- **TASK INSTRUCTIONS**:
Copy each line of the entries beneath that contains the word "icon".

- **RECORDS SHOWN**:

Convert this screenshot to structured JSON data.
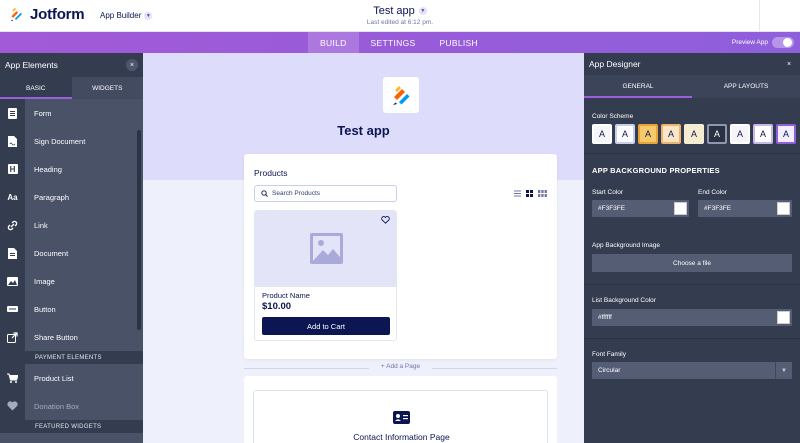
{
  "header": {
    "brand": "Jotform",
    "builder_select": "App Builder",
    "app_title": "Test app",
    "last_edited": "Last edited at 6:12 pm."
  },
  "nav": {
    "tabs": [
      {
        "label": "BUILD",
        "active": true
      },
      {
        "label": "SETTINGS",
        "active": false
      },
      {
        "label": "PUBLISH",
        "active": false
      }
    ],
    "preview_label": "Preview App"
  },
  "left_panel": {
    "title": "App Elements",
    "close": "×",
    "tabs": [
      {
        "label": "BASIC",
        "active": true
      },
      {
        "label": "WIDGETS",
        "active": false
      }
    ],
    "items": [
      {
        "label": "Form",
        "icon": "form-icon"
      },
      {
        "label": "Sign Document",
        "icon": "sign-document-icon"
      },
      {
        "label": "Heading",
        "icon": "heading-icon"
      },
      {
        "label": "Paragraph",
        "icon": "paragraph-icon"
      },
      {
        "label": "Link",
        "icon": "link-icon"
      },
      {
        "label": "Document",
        "icon": "document-icon"
      },
      {
        "label": "Image",
        "icon": "image-icon"
      },
      {
        "label": "Button",
        "icon": "button-icon"
      },
      {
        "label": "Share Button",
        "icon": "share-icon"
      }
    ],
    "payment_section": "PAYMENT ELEMENTS",
    "payment_items": [
      {
        "label": "Product List",
        "icon": "cart-icon"
      },
      {
        "label": "Donation Box",
        "icon": "heart-icon"
      }
    ],
    "featured_section": "FEATURED WIDGETS",
    "heading_glyph": "H",
    "paragraph_glyph": "Aa"
  },
  "canvas": {
    "app_name": "Test app",
    "products_title": "Products",
    "search_placeholder": "Search Products",
    "product_name": "Product Name",
    "product_price": "$10.00",
    "add_to_cart": "Add to Cart",
    "add_page": "+ Add a Page",
    "contact_page": "Contact Information Page"
  },
  "right_panel": {
    "title": "App Designer",
    "close": "×",
    "tabs": [
      {
        "label": "GENERAL",
        "active": true
      },
      {
        "label": "APP LAYOUTS",
        "active": false
      }
    ],
    "color_scheme_label": "Color Scheme",
    "swatches": [
      {
        "letter": "A",
        "bg": "#f6f6f9",
        "fg": "#0a1551",
        "border": "#ffffff"
      },
      {
        "letter": "A",
        "bg": "#ffffff",
        "fg": "#0a1551",
        "border": "#c8ceed"
      },
      {
        "letter": "A",
        "bg": "#f6c96b",
        "fg": "#0a1551",
        "border": "#e8a33a"
      },
      {
        "letter": "A",
        "bg": "#fde6c8",
        "fg": "#0a1551",
        "border": "#f0b36a"
      },
      {
        "letter": "A",
        "bg": "#f6ecd2",
        "fg": "#0a1551",
        "border": "#f6ecd2"
      },
      {
        "letter": "A",
        "bg": "#2a3142",
        "fg": "#ffffff",
        "border": "#8f96ad"
      },
      {
        "letter": "A",
        "bg": "#f4f4f9",
        "fg": "#0a1551",
        "border": "#ffffff"
      },
      {
        "letter": "A",
        "bg": "#ffffff",
        "fg": "#0a1551",
        "border": "#c5b8f0"
      },
      {
        "letter": "A",
        "bg": "#f2eefd",
        "fg": "#0a1551",
        "border": "#8f5fdc"
      }
    ],
    "bg_properties_label": "APP BACKGROUND PROPERTIES",
    "start_color_label": "Start Color",
    "start_color_value": "#F3F3FE",
    "end_color_label": "End Color",
    "end_color_value": "#F3F3FE",
    "bg_image_label": "App Background Image",
    "choose_file": "Choose a file",
    "list_bg_label": "List Background Color",
    "list_bg_value": "#ffffff",
    "font_family_label": "Font Family",
    "font_family_value": "Circular"
  }
}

- **RESPONSE TO THE TASK**:
        "icon": "form-icon"
        "icon": "sign-document-icon"
        "icon": "heading-icon"
        "icon": "paragraph-icon"
        "icon": "link-icon"
        "icon": "document-icon"
        "icon": "image-icon"
        "icon": "button-icon"
        "icon": "share-icon"
        "icon": "cart-icon"
        "icon": "heart-icon"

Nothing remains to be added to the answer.